None of Tchaikovsky's letters mention to the fact that he had written music to go with the production, and its extent and instrumentation are unknown.
The composer's autograph score has been lost. However, Two musical sketches made by Modest Tchaikovsky have been preserved in the Klin House-Museum Archive (a16, No. 36). These consist of of 16 bars of music in waltz-time (in G major) and 10 bars of music in 6/8 (in G minor); in the first bar of the waltz theme are the words: "Dor, mon". Between the sketches, Modest Tchaikovsky has written: "Berceuse by P. I. Tchaikovsky, written to words from Octave Feuillet's piece La Fée, a piece for a domestic spectacle at Kamenka".
The theme noted down by Modest Tchaikovsky for the Cradle Song was first published in 1955 in Aleksandr Glumov's book Music in the Russian Dramatic Theatre . The Waltz theme has not been published.
Notes and References
- Entitled 'The Fairy' in TH, and 'Cradle Song and Waltz for the play "The Fairy"' in ČW.
- Letter 1232 to Nadezhda von Meck, 17/29 July 1879.
- Letter 1238 to Modest Tchaikovsky, 28 July/9 August 1879, Trouble from a Tender Heart (Беда от нежного сердца) was a play by the Russian dramatist Vladimir Sollogub (1813-1882).
- Letter 1244 to Nadezhda von Meck, 8/20 August 1879.
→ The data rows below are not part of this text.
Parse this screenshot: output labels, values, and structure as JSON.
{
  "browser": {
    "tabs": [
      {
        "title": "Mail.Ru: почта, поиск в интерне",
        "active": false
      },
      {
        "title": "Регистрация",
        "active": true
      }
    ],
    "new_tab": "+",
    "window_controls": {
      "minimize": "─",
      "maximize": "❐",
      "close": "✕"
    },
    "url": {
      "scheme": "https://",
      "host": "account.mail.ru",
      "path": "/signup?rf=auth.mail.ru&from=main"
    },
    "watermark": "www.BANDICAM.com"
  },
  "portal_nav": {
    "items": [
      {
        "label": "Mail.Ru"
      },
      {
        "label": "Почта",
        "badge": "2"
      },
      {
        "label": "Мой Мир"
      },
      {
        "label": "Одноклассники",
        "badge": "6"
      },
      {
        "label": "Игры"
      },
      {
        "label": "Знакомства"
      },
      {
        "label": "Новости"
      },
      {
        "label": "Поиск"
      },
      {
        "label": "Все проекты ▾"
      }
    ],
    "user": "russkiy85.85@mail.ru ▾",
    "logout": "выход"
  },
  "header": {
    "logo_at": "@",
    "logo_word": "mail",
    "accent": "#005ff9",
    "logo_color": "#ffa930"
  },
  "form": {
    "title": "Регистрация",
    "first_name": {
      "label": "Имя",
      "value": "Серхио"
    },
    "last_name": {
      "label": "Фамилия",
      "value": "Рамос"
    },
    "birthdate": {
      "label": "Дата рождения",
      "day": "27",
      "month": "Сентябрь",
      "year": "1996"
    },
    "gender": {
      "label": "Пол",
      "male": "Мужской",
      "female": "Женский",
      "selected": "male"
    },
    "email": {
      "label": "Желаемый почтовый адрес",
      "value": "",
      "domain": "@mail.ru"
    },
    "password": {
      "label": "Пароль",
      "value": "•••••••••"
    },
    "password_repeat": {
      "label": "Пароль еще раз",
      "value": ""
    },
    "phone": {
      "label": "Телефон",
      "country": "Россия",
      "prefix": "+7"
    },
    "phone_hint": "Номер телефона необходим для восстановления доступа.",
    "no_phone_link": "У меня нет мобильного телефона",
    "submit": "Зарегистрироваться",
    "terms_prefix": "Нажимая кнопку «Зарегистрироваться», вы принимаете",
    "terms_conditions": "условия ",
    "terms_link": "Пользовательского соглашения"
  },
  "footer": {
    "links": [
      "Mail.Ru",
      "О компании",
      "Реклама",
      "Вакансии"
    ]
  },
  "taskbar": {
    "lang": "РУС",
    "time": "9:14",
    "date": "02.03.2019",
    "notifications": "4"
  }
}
- Aleksandr Glumov, Modest Tchaikovsky's original manuscript. (1955), p. 258. The sketches were reprinted in: Yury Davydov, (1965), p. 93-94. Both these sources set additional Russian words to the music that are not found in